Each line from the one containing "What's the underlying" through the last line of the data below is to be written out verbatim, and nothing more.

BEGIN DATA TO EXAMINE

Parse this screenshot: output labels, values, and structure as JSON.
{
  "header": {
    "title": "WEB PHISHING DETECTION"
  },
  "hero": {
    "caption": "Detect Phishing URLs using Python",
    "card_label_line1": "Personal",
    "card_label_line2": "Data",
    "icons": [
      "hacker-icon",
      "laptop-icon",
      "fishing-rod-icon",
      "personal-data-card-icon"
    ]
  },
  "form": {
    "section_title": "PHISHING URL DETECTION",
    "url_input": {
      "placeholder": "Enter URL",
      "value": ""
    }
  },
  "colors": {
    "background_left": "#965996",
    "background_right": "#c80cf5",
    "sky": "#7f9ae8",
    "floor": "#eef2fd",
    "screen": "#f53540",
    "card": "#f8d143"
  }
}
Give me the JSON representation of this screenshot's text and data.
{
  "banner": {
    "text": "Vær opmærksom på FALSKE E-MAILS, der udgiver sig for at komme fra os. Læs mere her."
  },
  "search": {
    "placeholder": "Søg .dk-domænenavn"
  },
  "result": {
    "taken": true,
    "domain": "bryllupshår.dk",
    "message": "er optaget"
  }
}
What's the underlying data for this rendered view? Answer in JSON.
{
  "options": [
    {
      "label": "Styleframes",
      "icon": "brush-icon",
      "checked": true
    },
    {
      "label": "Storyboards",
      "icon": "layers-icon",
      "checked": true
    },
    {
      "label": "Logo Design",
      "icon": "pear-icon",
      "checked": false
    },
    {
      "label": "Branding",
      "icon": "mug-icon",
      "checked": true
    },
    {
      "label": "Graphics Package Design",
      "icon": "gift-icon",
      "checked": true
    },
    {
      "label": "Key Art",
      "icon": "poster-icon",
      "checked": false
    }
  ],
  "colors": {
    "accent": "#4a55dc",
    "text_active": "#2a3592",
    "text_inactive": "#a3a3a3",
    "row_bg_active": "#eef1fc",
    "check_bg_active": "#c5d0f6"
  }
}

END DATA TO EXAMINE

RESPONSE FOR THIS EXERCISE.
What's the underlying data for this rendered view? Answer in JSON.
{
  "options": [
    {
      "label": "Styleframes",
      "icon": "brush-icon",
      "checked": true
    },
    {
      "label": "Storyboards",
      "icon": "layers-icon",
      "checked": true
    },
    {
      "label": "Logo Design",
      "icon": "pear-icon",
      "checked": false
    },
    {
      "label": "Branding",
      "icon": "mug-icon",
      "checked": true
    },
    {
      "label": "Graphics Package Design",
      "icon": "gift-icon",
      "checked": true
    },
    {
      "label": "Key Art",
      "icon": "poster-icon",
      "checked": false
    }
  ],
  "colors": {
    "accent": "#4a55dc",
    "text_active": "#2a3592",
    "text_inactive": "#a3a3a3",
    "row_bg_active": "#eef1fc",
    "check_bg_active": "#c5d0f6"
  }
}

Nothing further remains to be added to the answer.